"Game officials reviewed video replays of the end of regulation in accordance with NCAA playing rules and determined the ball was still on the shooters' fingertips when the official game clock on the floor expired. Per Conference protocol, the officials conducted a thorough review court side and viewed multiple angles of the play before confirming the ruling. I have reviewed the video replays and agree with the ruling."
Boyle said he would call Rush on Friday morning.
"I would like an explanation," Boyle said. "I think the University of Colorado deserves one and the players and administration and student body and everybody involved in Buff Nation deserves an explanation. It's not going to change the result. I've never been involved in something like this."
Boyle said he couldn't tell from his sideline vantage point whether the shot was good. He said the ball went in and it was a "bang-bang call" of it being good.
"(Arizona coach) Sean Miller thought it was good," Boyle said. "The refs called it good. Then they just waved it off and said the bucket was no good."
Boyle said the Buffaloes do take responsibility for squandering the 17-point lead, adding if "we rebound the basketball and make free throws (17-of-29), we win the game. We could have done things to prevent it to coming down to this.
"Our players gave an unbelievable effort and fought, but we didn't win. We're going to have to learn from ourselves. We have to play better and we understand that."
Colorado's Andre Roberson fouled out and didn't play in overtime, which made winning the game even more difficult. Missed baskets and quick shots also hurt the Buffs' chances.
Arizona did to Colorado what it had done to Florida on the same floor last month -- came back from a deficit, used pressure and made key timely baskets for a thrilling win.
Colorado and Arizona may be on to a new rivalry in the Pac-12. Last March, the Buffaloes beat Arizona 53-51 to win the Pac-12 tournament in Los Angeles after the teams split the regular-season series.
"I don't know if there is or if there isn't a rivalry, but other than the game here last year, every game has been close," Boyle said. "This is a tough place to play, and we did well enough to win."
Boyle is hoping this controversial loss doesn't hurt Colorado in the NCAA tournament selection process. Colorado, which failed to receive a bid two years ago despite a 21-win season, has neutral-court wins over Baylor and Murray State to win the Charleston Classic, and a home win over Colorado State.
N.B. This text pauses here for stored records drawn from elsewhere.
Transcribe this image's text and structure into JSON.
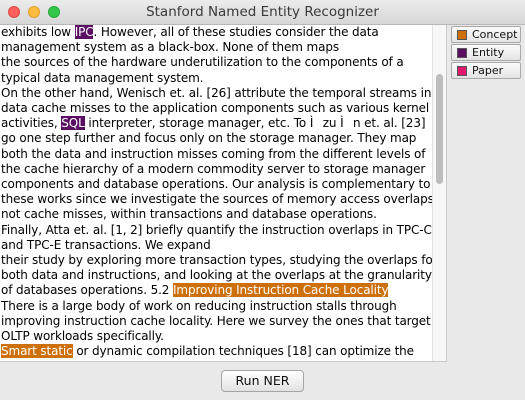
{
  "window": {
    "title": "Stanford Named Entity Recognizer"
  },
  "colors": {
    "Concept": "#cd6f0a",
    "Entity": "#5a0f63",
    "Paper": "#e0196b"
  },
  "legend": {
    "items": [
      {
        "label": "Concept",
        "color": "#cd6f0a"
      },
      {
        "label": "Entity",
        "color": "#5a0f63"
      },
      {
        "label": "Paper",
        "color": "#e0196b"
      }
    ]
  },
  "document": {
    "lines": [
      [
        {
          "t": "exhibits low "
        },
        {
          "t": "IPC",
          "type": "Entity"
        },
        {
          "t": ". However, all of these studies consider the data"
        }
      ],
      [
        {
          "t": "management system as a black-box. None of them maps"
        }
      ],
      [
        {
          "t": "the sources of the hardware underutilization to the components of a"
        }
      ],
      [
        {
          "t": "typical data management system."
        }
      ],
      [
        {
          "t": "On the other hand, Wenisch et. al. [26] attribute the temporal streams in"
        }
      ],
      [
        {
          "t": "data cache misses to the application components such as various kernel"
        }
      ],
      [
        {
          "t": "activities, "
        },
        {
          "t": "SQL",
          "type": "Entity"
        },
        {
          "t": " interpreter, storage manager, etc. To Ìzu Ìn et. al. [23]"
        }
      ],
      [
        {
          "t": "go one step further and focus only on the storage manager. They map"
        }
      ],
      [
        {
          "t": "both the data and instruction misses coming from the different levels of"
        }
      ],
      [
        {
          "t": "the cache hierarchy of a modern commodity server to storage manager"
        }
      ],
      [
        {
          "t": "components and database operations. Our analysis is complementary to"
        }
      ],
      [
        {
          "t": "these works since we investigate the sources of memory access overlaps"
        }
      ],
      [
        {
          "t": "not cache misses, within transactions and database operations."
        }
      ],
      [
        {
          "t": "Finally, Atta et. al. [1, 2] briefly quantify the instruction overlaps in TPC-C"
        }
      ],
      [
        {
          "t": "and TPC-E transactions. We expand"
        }
      ],
      [
        {
          "t": "their study by exploring more transaction types, studying the overlaps for"
        }
      ],
      [
        {
          "t": "both data and instructions, and looking at the overlaps at the granularity"
        }
      ],
      [
        {
          "t": "of databases operations. 5.2 "
        },
        {
          "t": "Improving Instruction Cache Locality",
          "type": "Concept"
        }
      ],
      [
        {
          "t": "There is a large body of work on reducing instruction stalls through"
        }
      ],
      [
        {
          "t": "improving instruction cache locality. Here we survey the ones that target"
        }
      ],
      [
        {
          "t": "OLTP workloads specifically."
        }
      ],
      [
        {
          "t": "Smart static",
          "type": "Concept"
        },
        {
          "t": " or dynamic compilation techniques [18] can optimize the"
        }
      ]
    ]
  },
  "run_button": {
    "label": "Run NER"
  }
}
"We got screwed two years ago," Boyle said. "Nobody can tell me different. A lot of people who understand college basketball know that. Obviously, the committee didn't know that.
"This stings. Get this and it's a feather in your cap down the road. But it's one game and it's not going to make or break our season. It wouldn't have made our season. We still have to go to Arizona State on Sunday. This is not something that we're going to lose sleep over. We'll move forward and hopefully it will fuel our fire."